**To do:**
Return the listing below unchanged, minus its pictures.

**Working data:**
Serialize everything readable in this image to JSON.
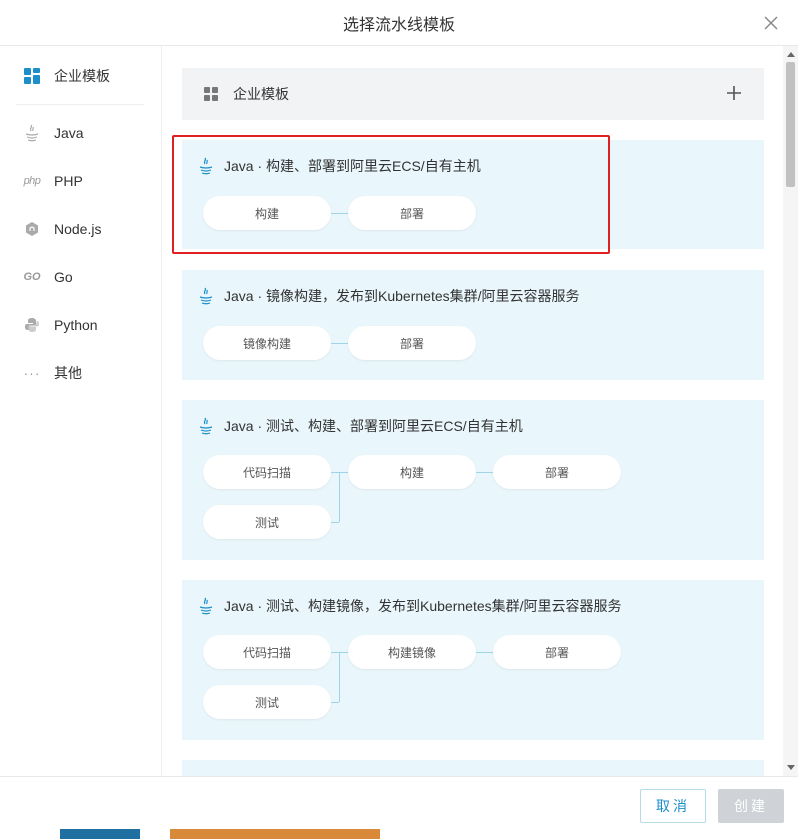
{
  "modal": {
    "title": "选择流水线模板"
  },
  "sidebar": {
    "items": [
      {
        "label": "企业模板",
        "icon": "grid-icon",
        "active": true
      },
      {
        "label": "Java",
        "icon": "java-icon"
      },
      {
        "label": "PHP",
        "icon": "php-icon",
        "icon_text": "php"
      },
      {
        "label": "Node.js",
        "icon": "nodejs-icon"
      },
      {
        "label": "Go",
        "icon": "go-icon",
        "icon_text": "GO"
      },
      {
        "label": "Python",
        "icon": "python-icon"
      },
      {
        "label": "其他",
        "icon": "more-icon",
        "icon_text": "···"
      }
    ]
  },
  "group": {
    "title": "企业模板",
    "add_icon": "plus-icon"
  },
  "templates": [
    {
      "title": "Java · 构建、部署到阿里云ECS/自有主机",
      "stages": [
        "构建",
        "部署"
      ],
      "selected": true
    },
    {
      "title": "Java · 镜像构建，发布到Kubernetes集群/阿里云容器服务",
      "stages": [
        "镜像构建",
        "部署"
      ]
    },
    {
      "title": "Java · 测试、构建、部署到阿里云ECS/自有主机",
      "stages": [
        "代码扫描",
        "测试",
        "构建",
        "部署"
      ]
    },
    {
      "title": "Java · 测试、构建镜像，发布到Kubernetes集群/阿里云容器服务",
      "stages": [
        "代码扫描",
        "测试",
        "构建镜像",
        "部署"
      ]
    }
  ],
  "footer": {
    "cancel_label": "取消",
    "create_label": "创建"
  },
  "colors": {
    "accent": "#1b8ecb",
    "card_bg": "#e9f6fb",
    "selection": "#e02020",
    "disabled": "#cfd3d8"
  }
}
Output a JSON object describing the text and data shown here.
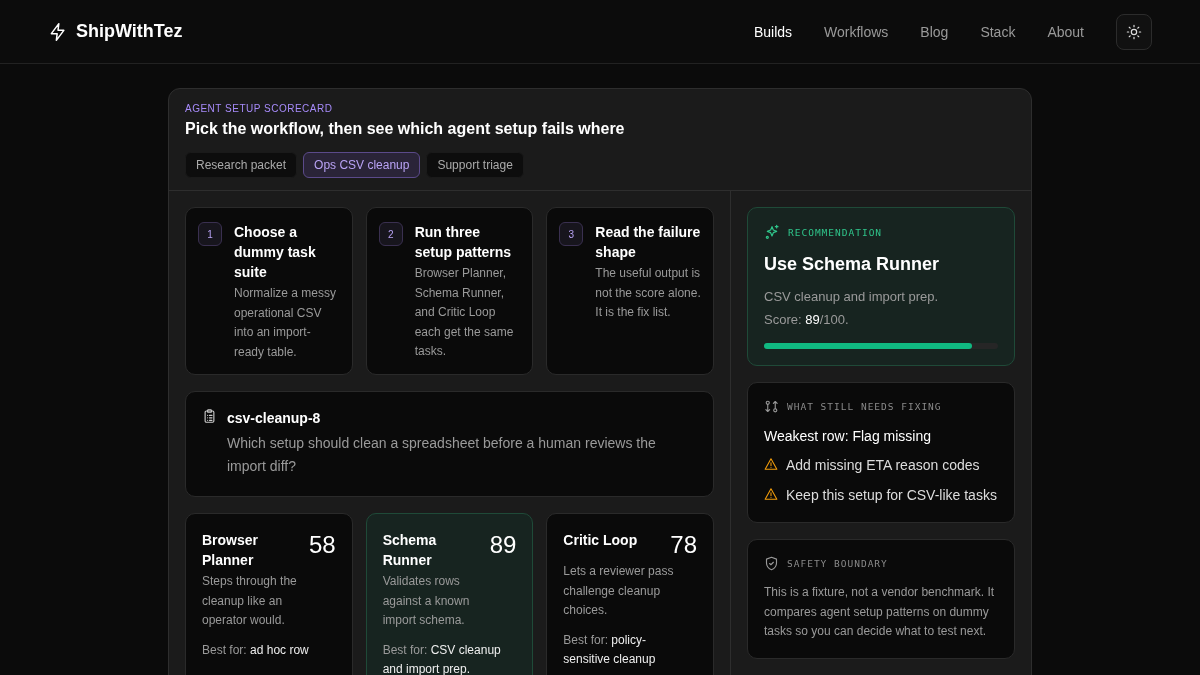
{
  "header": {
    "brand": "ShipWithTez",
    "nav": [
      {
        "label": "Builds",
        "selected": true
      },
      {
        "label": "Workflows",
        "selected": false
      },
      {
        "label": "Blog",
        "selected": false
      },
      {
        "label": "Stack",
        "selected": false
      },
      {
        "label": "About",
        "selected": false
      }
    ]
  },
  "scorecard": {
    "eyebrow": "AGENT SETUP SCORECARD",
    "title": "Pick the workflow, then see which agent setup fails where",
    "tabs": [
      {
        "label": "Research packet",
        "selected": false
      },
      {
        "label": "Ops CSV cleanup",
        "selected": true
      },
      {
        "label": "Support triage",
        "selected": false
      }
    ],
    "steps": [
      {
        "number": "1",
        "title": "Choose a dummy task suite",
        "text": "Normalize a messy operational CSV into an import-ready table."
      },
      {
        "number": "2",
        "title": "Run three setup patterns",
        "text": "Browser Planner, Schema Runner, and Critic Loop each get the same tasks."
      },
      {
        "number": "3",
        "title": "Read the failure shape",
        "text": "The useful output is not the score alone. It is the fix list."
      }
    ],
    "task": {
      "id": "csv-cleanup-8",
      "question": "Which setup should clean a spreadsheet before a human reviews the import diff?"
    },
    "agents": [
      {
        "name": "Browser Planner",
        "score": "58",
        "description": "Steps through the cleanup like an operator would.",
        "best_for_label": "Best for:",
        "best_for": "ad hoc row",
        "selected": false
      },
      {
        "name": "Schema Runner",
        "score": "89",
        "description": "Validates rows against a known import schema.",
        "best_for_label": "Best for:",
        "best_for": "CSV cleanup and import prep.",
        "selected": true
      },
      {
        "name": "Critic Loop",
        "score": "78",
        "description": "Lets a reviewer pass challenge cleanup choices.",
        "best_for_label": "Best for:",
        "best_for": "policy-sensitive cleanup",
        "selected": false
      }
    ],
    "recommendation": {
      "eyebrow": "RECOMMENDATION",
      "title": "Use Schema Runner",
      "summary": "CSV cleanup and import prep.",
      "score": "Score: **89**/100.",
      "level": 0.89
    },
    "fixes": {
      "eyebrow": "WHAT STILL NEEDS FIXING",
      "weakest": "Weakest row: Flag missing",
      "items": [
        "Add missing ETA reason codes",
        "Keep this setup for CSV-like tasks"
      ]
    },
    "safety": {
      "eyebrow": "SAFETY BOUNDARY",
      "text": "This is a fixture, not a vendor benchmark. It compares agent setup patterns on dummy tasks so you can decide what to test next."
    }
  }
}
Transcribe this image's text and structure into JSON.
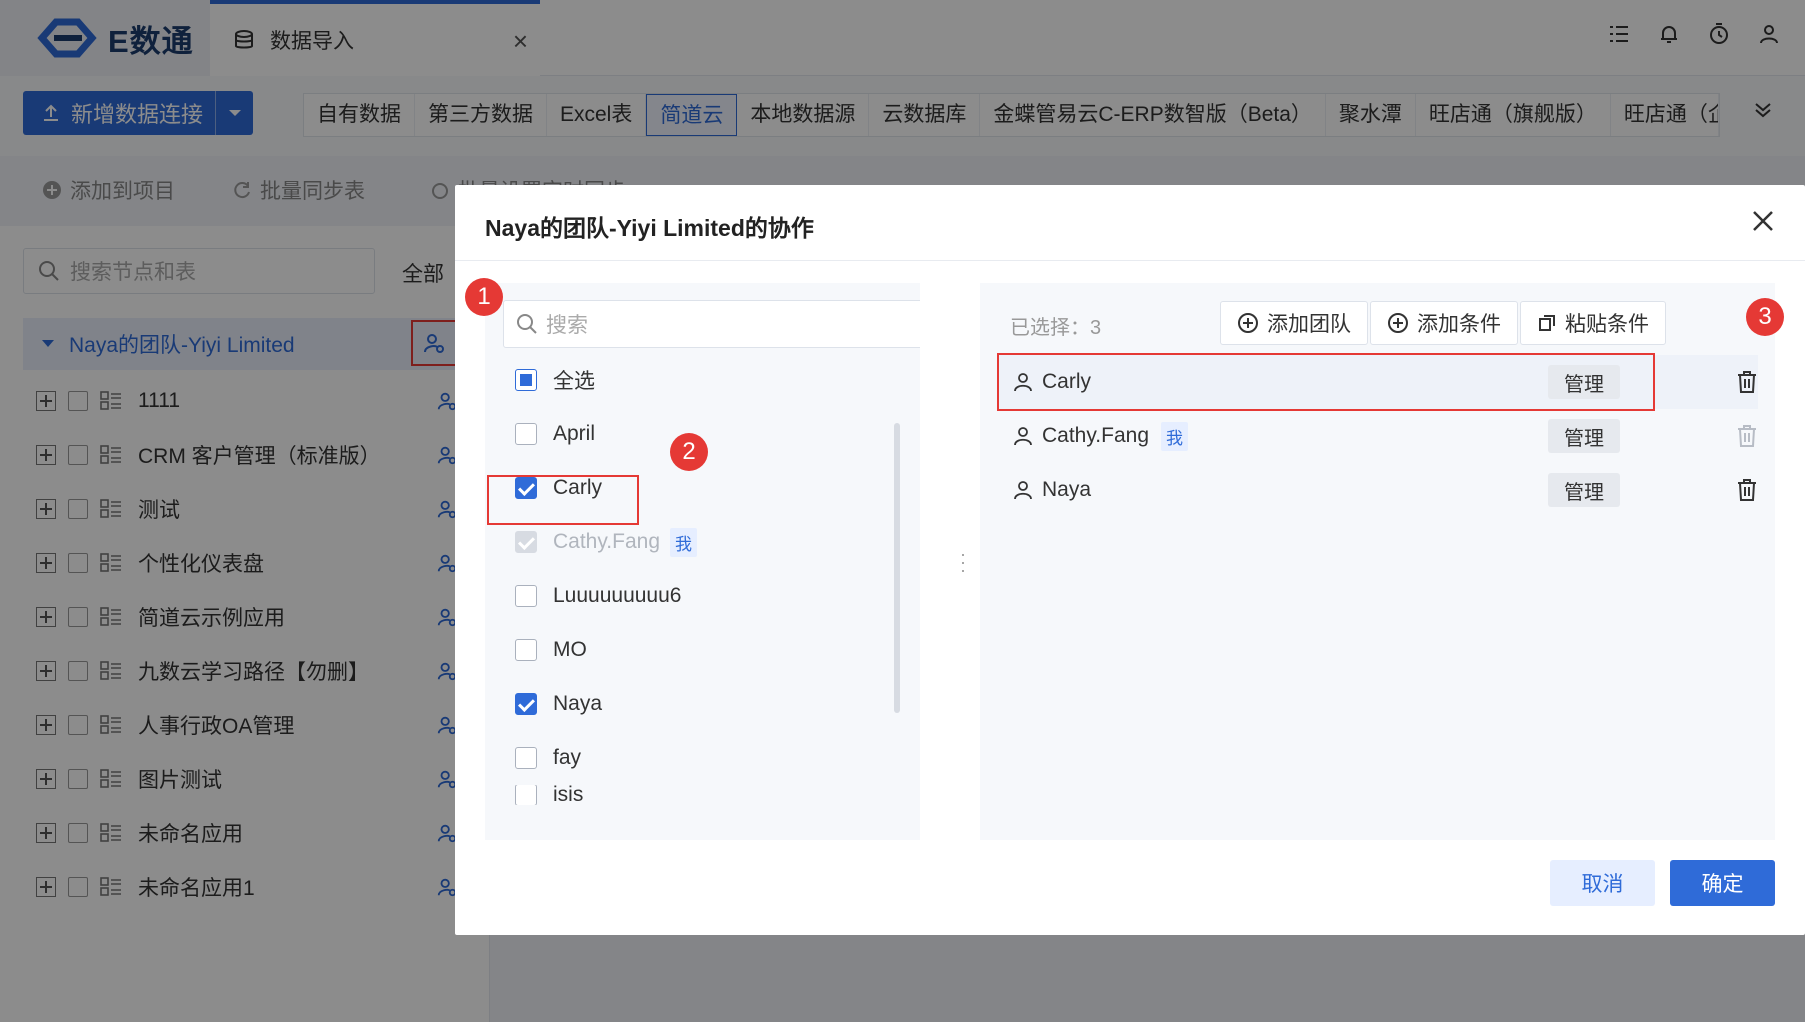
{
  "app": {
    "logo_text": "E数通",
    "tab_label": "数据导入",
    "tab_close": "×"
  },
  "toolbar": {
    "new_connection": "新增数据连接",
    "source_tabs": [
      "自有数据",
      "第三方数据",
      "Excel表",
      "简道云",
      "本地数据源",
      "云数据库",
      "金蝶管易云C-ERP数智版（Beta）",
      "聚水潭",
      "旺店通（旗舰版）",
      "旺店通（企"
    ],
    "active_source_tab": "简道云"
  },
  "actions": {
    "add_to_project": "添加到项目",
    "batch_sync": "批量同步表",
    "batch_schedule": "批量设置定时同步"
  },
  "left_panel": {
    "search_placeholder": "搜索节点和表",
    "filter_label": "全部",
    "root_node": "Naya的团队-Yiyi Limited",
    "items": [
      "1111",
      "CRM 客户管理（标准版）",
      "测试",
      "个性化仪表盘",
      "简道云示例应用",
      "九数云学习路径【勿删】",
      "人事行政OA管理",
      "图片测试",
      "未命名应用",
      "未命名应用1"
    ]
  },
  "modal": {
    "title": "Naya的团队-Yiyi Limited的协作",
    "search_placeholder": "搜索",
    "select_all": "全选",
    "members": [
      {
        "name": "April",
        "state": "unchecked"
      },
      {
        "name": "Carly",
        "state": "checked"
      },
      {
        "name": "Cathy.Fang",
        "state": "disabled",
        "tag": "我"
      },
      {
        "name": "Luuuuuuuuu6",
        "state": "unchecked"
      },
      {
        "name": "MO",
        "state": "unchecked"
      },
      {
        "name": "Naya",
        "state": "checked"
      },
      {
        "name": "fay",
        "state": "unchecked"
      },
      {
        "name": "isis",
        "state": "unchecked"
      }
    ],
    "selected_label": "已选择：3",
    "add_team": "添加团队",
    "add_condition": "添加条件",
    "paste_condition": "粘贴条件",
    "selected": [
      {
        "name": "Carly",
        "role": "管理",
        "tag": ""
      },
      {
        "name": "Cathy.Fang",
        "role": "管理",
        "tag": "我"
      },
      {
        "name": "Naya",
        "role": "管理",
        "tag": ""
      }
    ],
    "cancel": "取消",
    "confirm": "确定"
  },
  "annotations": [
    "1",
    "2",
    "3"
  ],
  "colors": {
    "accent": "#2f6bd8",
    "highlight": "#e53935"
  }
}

**Task solution:**
Serialize everything readable in this image to JSON.
{
  "modal": {
    "title": "选择流水线模板"
  },
  "sidebar": {
    "items": [
      {
        "label": "企业模板",
        "icon": "grid-icon",
        "active": true
      },
      {
        "label": "Java",
        "icon": "java-icon"
      },
      {
        "label": "PHP",
        "icon": "php-icon",
        "icon_text": "php"
      },
      {
        "label": "Node.js",
        "icon": "nodejs-icon"
      },
      {
        "label": "Go",
        "icon": "go-icon",
        "icon_text": "GO"
      },
      {
        "label": "Python",
        "icon": "python-icon"
      },
      {
        "label": "其他",
        "icon": "more-icon",
        "icon_text": "···"
      }
    ]
  },
  "group": {
    "title": "企业模板",
    "add_icon": "plus-icon"
  },
  "templates": [
    {
      "title": "Java · 构建、部署到阿里云ECS/自有主机",
      "stages": [
        "构建",
        "部署"
      ],
      "selected": true
    },
    {
      "title": "Java · 镜像构建，发布到Kubernetes集群/阿里云容器服务",
      "stages": [
        "镜像构建",
        "部署"
      ]
    },
    {
      "title": "Java · 测试、构建、部署到阿里云ECS/自有主机",
      "stages": [
        "代码扫描",
        "测试",
        "构建",
        "部署"
      ]
    },
    {
      "title": "Java · 测试、构建镜像，发布到Kubernetes集群/阿里云容器服务",
      "stages": [
        "代码扫描",
        "测试",
        "构建镜像",
        "部署"
      ]
    }
  ],
  "footer": {
    "cancel_label": "取消",
    "create_label": "创建"
  },
  "colors": {
    "accent": "#1b8ecb",
    "card_bg": "#e9f6fb",
    "selection": "#e02020",
    "disabled": "#cfd3d8"
  }
}
Output a JSON object describing the text and data shown here.
{
  "header": {
    "brand": "ShipWithTez",
    "nav": [
      {
        "label": "Builds",
        "selected": true
      },
      {
        "label": "Workflows",
        "selected": false
      },
      {
        "label": "Blog",
        "selected": false
      },
      {
        "label": "Stack",
        "selected": false
      },
      {
        "label": "About",
        "selected": false
      }
    ]
  },
  "scorecard": {
    "eyebrow": "AGENT SETUP SCORECARD",
    "title": "Pick the workflow, then see which agent setup fails where",
    "tabs": [
      {
        "label": "Research packet",
        "selected": false
      },
      {
        "label": "Ops CSV cleanup",
        "selected": true
      },
      {
        "label": "Support triage",
        "selected": false
      }
    ],
    "steps": [
      {
        "number": "1",
        "title": "Choose a dummy task suite",
        "text": "Normalize a messy operational CSV into an import-ready table."
      },
      {
        "number": "2",
        "title": "Run three setup patterns",
        "text": "Browser Planner, Schema Runner, and Critic Loop each get the same tasks."
      },
      {
        "number": "3",
        "title": "Read the failure shape",
        "text": "The useful output is not the score alone. It is the fix list."
      }
    ],
    "task": {
      "id": "csv-cleanup-8",
      "question": "Which setup should clean a spreadsheet before a human reviews the import diff?"
    },
    "agents": [
      {
        "name": "Browser Planner",
        "score": "58",
        "description": "Steps through the cleanup like an operator would.",
        "best_for_label": "Best for:",
        "best_for": "ad hoc row",
        "selected": false
      },
      {
        "name": "Schema Runner",
        "score": "89",
        "description": "Validates rows against a known import schema.",
        "best_for_label": "Best for:",
        "best_for": "CSV cleanup and import prep.",
        "selected": true
      },
      {
        "name": "Critic Loop",
        "score": "78",
        "description": "Lets a reviewer pass challenge cleanup choices.",
        "best_for_label": "Best for:",
        "best_for": "policy-sensitive cleanup",
        "selected": false
      }
    ],
    "recommendation": {
      "eyebrow": "RECOMMENDATION",
      "title": "Use Schema Runner",
      "summary": "CSV cleanup and import prep.",
      "score": "Score: **89**/100.",
      "level": 0.89
    },
    "fixes": {
      "eyebrow": "WHAT STILL NEEDS FIXING",
      "weakest": "Weakest row: Flag missing",
      "items": [
        "Add missing ETA reason codes",
        "Keep this setup for CSV-like tasks"
      ]
    },
    "safety": {
      "eyebrow": "SAFETY BOUNDARY",
      "text": "This is a fixture, not a vendor benchmark. It compares agent setup patterns on dummy tasks so you can decide what to test next."
    }
  }
}
Transcribe this image's text and structure into JSON.
{
  "app": {
    "logo_text": "E数通",
    "tab_label": "数据导入",
    "tab_close": "×"
  },
  "toolbar": {
    "new_connection": "新增数据连接",
    "source_tabs": [
      "自有数据",
      "第三方数据",
      "Excel表",
      "简道云",
      "本地数据源",
      "云数据库",
      "金蝶管易云C-ERP数智版（Beta）",
      "聚水潭",
      "旺店通（旗舰版）",
      "旺店通（企"
    ],
    "active_source_tab": "简道云"
  },
  "actions": {
    "add_to_project": "添加到项目",
    "batch_sync": "批量同步表",
    "batch_schedule": "批量设置定时同步"
  },
  "left_panel": {
    "search_placeholder": "搜索节点和表",
    "filter_label": "全部",
    "root_node": "Naya的团队-Yiyi Limited",
    "items": [
      "1111",
      "CRM 客户管理（标准版）",
      "测试",
      "个性化仪表盘",
      "简道云示例应用",
      "九数云学习路径【勿删】",
      "人事行政OA管理",
      "图片测试",
      "未命名应用",
      "未命名应用1"
    ]
  },
  "modal": {
    "title": "Naya的团队-Yiyi Limited的协作",
    "search_placeholder": "搜索",
    "select_all": "全选",
    "members": [
      {
        "name": "April",
        "state": "unchecked"
      },
      {
        "name": "Carly",
        "state": "checked"
      },
      {
        "name": "Cathy.Fang",
        "state": "disabled",
        "tag": "我"
      },
      {
        "name": "Luuuuuuuuu6",
        "state": "unchecked"
      },
      {
        "name": "MO",
        "state": "unchecked"
      },
      {
        "name": "Naya",
        "state": "checked"
      },
      {
        "name": "fay",
        "state": "unchecked"
      },
      {
        "name": "isis",
        "state": "unchecked"
      }
    ],
    "selected_label": "已选择：3",
    "add_team": "添加团队",
    "add_condition": "添加条件",
    "paste_condition": "粘贴条件",
    "selected": [
      {
        "name": "Carly",
        "role": "管理",
        "tag": ""
      },
      {
        "name": "Cathy.Fang",
        "role": "管理",
        "tag": "我"
      },
      {
        "name": "Naya",
        "role": "管理",
        "tag": ""
      }
    ],
    "cancel": "取消",
    "confirm": "确定"
  },
  "annotations": [
    "1",
    "2",
    "3"
  ],
  "colors": {
    "accent": "#2f6bd8",
    "highlight": "#e53935"
  }
}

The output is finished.